...unless Miami some how screws it up again. Maybe Sacramento, Nashville and Cincy all start in 2020 (or one of those teams, probably Sac, starts earlier). Then Miami can come in with the next wave after they slowly stumble to the finish line later. You just never know with Miami. Not that long ago they were promising to be ready by 2019 but several of these candidates are further along than them.
5. Detroit, Michigan (Previous Rank: 6)
This is the ownership group that’s always loomed large with all their money and they went and got richer and have a stadium that is built. It’s not soccer specific, which MLS says it wants, but they want rich owners more. Look at Atlanta and Seattle. Detroit could play in 2019 very easily it would seem. Don’t count them out as a dark horse for this round.
6. Phoenix Rising FC (Previous Rank: 5)
They easily have the second most shovel ready project but they still haven’t announced their stadium with a month to go. If they suddenly announced another very rich partner and a stadium plan in the coming days, they could turn it around too. Otherwise, they look like the team that gets left out this round and maybe next. I don’t believe expansion stops at 28 (remember, we’re at 23 with LAFC, 24 if you count Miami) so there is always hope. It’s just way out in the future.
7. Tampa Bay Rowdies (Previous Rank: 7)
The order from here out could almost be called random. Tampa Bay seems unlikely to get picked this year or maybe ever. They have everything lined up but they have an owner with some legal complications.
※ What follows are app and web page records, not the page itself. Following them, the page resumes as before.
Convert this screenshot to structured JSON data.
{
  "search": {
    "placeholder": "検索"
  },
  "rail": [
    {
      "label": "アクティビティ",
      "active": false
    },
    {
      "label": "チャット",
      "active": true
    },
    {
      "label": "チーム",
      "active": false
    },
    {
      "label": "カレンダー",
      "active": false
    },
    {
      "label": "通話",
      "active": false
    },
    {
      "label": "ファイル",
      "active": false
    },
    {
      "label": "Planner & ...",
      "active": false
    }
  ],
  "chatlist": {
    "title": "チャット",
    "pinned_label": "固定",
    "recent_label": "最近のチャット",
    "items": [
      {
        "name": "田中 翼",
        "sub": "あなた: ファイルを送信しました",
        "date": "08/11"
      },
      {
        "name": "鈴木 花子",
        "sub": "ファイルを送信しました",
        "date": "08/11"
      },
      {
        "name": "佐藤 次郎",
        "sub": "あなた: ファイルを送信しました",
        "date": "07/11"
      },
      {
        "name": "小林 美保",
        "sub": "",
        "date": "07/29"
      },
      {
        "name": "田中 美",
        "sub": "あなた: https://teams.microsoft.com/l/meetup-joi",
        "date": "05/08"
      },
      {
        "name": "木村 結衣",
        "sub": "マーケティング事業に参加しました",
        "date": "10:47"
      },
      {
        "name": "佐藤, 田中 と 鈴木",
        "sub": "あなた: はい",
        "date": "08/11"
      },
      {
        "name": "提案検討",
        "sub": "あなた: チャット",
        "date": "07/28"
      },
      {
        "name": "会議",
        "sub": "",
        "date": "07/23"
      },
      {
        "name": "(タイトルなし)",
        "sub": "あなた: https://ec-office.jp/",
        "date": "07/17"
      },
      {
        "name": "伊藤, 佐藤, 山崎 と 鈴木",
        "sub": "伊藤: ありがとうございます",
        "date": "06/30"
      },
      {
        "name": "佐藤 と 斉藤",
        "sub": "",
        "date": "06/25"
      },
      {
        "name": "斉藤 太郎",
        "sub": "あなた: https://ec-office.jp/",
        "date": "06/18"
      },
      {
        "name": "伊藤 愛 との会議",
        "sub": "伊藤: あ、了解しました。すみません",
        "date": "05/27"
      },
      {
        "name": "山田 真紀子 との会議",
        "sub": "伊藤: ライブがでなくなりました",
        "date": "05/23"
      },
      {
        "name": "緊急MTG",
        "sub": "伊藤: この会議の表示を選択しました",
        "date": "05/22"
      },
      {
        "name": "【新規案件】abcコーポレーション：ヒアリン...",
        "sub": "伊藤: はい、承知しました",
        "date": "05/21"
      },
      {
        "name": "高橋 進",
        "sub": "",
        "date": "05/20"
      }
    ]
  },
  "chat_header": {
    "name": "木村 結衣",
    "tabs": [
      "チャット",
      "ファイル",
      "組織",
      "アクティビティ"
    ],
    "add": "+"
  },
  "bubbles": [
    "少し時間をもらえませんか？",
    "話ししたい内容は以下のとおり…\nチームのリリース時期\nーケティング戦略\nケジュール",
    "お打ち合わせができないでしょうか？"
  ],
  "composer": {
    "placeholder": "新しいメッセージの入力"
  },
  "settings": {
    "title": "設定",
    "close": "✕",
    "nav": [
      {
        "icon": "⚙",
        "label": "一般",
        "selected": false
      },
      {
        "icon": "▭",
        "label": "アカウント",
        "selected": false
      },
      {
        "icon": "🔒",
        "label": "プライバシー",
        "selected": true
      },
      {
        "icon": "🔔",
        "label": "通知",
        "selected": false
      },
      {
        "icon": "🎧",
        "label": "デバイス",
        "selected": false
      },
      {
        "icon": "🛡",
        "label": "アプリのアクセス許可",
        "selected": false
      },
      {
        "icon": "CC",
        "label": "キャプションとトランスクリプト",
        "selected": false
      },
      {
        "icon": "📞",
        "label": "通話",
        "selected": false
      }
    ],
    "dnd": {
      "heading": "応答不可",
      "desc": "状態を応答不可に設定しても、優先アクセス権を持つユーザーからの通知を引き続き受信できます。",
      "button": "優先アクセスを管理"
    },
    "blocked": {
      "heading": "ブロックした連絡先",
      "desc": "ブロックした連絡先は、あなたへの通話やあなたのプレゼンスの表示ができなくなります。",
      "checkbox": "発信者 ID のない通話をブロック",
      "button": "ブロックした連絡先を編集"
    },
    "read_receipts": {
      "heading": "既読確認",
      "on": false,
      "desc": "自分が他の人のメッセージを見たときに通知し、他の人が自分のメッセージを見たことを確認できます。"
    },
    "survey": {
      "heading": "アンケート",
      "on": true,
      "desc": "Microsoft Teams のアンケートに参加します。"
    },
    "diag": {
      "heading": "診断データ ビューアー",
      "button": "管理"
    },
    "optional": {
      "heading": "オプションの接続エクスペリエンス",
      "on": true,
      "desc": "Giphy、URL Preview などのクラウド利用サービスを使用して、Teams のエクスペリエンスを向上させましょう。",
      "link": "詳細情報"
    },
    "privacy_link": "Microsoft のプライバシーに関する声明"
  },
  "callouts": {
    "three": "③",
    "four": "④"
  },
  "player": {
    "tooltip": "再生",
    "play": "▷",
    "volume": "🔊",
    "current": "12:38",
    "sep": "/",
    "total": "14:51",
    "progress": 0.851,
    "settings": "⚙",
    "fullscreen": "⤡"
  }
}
They could easily plummet below the next cities once those cities fix their problems.
8. San Diego, California (Previous Rank: 8)
Talk to me after that November 2018 vote.
9. St. Louis, Missouri (Previous Rank: 9)
Long ago declared dead they are still just a magical $60 million away from being team 27 or 28. Don’t count them out. MLS wants a team in STL.
10. North Carolina FC (Previous Rank: 11)
Still is and always was the best bid from North Carolina. That’s not why they moved up though. The Crew going to Austin bumped them up by default.
11. Indy Eleven (Previous Rank: 12)
Best attendance in NASL. It won’t be enough to make it to MLS as long as they don’t have a stadium deal.
12. San Antonio FC (Previous Rank: 10)
Last month I said I was probably being unfair to them moving them down month after month. Well Anthony Precourt just banged a few nails into the coffin of this bid. When the Crew move, and I sadly think that’s inevitable, this bid dies.
13. Charlotte, North Carolina (Previous Rank: 13)
I should shorten the list by one. This bid was DOA and it officially died over the last months. Maybe it gets new life with a resurgent Charlotte Independence combining with the Smith’s and all their money. Probably not though.
Let us know what you think in the comments. Maybe we’ll squeeze out one more update before this becomes official in December and the last 10 teams can clutch onto the final two spots after that.